Breakup (1984)[edit]

In 1984, following the farewell performance at the Lincoln Arts Center in Seattle, the band members went their separate ways.[1]

Paul left for New York with The Fags. He also later played in a band called Meddaphysical. Duff and Greg moved to Los Angeles, Steve went to San Francisco with Duff, hoping to secure a gig singing for The Black Athletes, but returned after two weeks and resumed an ongoing struggle with drug addiction, which eventually found him divorced entirely from the music scene, until 1991 when he teamed up briefly with Steve Weid (Tad) and Scott Wade (Sledge) in an early version of Foil. Greg quickly became disillusioned with the LA scene and returned to Seattle and eventually joined Mother Love Bone. Duff however remained in LA and joined rock band Guns N' Roses.[1]

Reunion (1997–1998)[edit]

Duff left Guns N' Roses in 1997 and moved back to Seattle,[1] where he met with many of his old friends, including Stone Gossard. It was him telling them how great they used to be, that encouraged the members of Ten Minute Warning to reunite that year, with new vocalist Christopher Blue[1] replacing Steve Verwolf, who was serving a term in Federal Prison. It was at this time that the band finally recorded a self-titled album on well known Seattle label Sub Pop[1] - nine tracks including two new versions of songs originally recorded by The Fartz ("Is This The Way?" and "Buried"), and also the original version of "Mezz", which was later re-recorded for Duff's unreleased solo album, Beautiful Disease.
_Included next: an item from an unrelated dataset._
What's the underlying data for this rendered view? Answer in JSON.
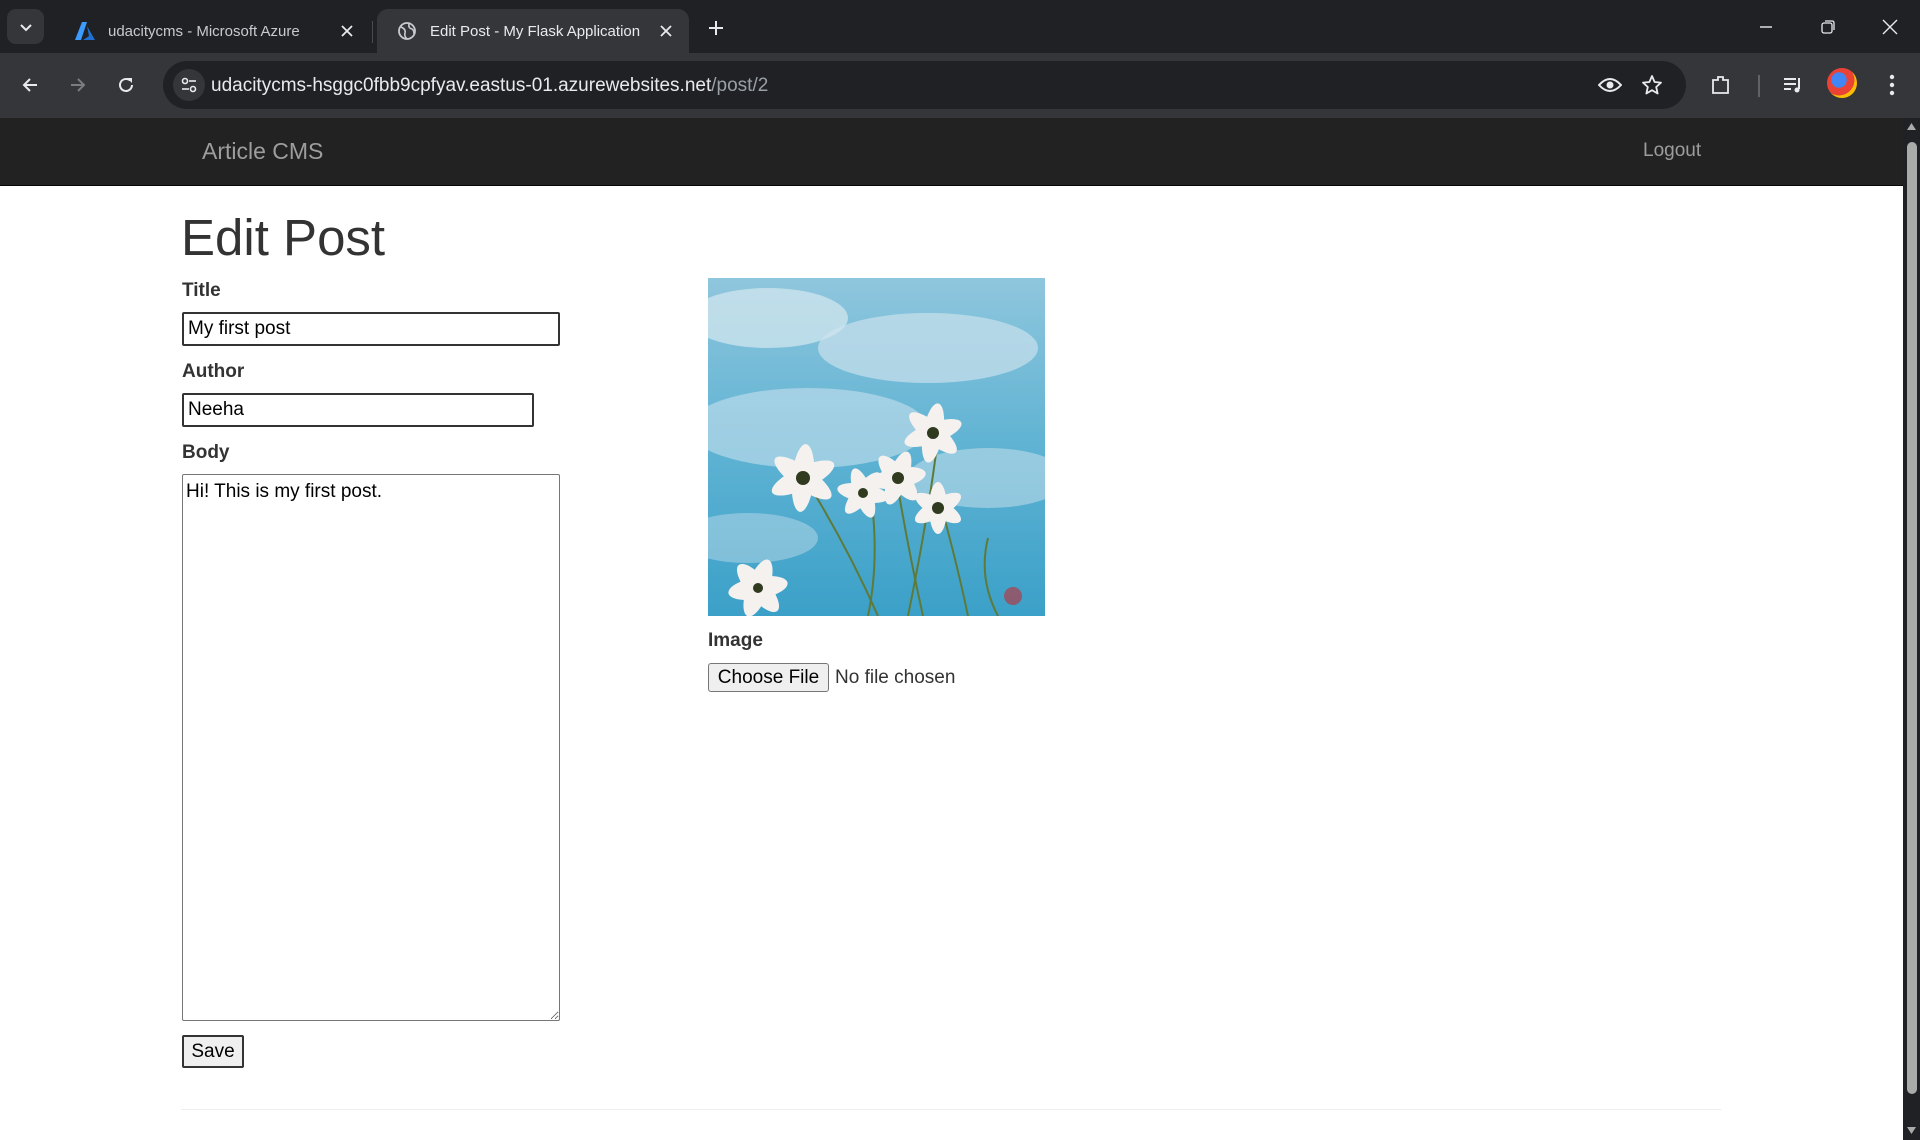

The album was eventually released in 1998.[1] However, by this time Paul Solger had quit due to "musical differences". Ten Minute Warning played its last show on August 22, 1998 at the Roseland theater in Portland, Oregon.[4] Since then, Duff has reunited with his former Guns N' Roses band mates Slash and Matt Sorum to form Velvet Revolver, and Paul Solger was diagnosed with and successfully treated for cancer in 2004. As of 2008, he resides in Eastern Washington with his parents. Steve Verwolf died of a heroin overdose in August 2008. Only a month before Steve died, he made a deal with Jason Potbelly of Northwest hardcore punk icons Potbelly to do a split 7" titled "Then and Now", showcasing an unreleased track recorded in 1983 on the 10 Minute Warning side and a classic Potbelly track on the other. The limited pressing 7" was released the day of Steve's funeral. Jason went to Steve's funeral and gave his family his copies of the record.

Members[edit]

  • Steve Verwolf – vocals (1982–1984)
  • Christopher Blue – vocals (1997–1998)
  • Paul Solger – lead guitar (1982–1984, 1997–1998)
  • Duff McKagan – guitar (1982–1984, 1997–1998)
  • David Garrigues – bass (1982–1983, 1997–1998)
  • Jim Lightfoot – bass (1983)
  • Daniel House – bass (1983–1984)
  • Greg Gilmore – drums, percussion (1982–1984, 1997–1998)
  • Blaine cook - vocals 1982

Discography[edit]

  • 10 Minute Warning (1998)

"Then and now" split 7" with Potbelly.

References[edit]

  • [1]
  • Raw Power (Duff McKagan’s Official Fan Club) Magazine Issue 4 (August 1998)

External links[edit]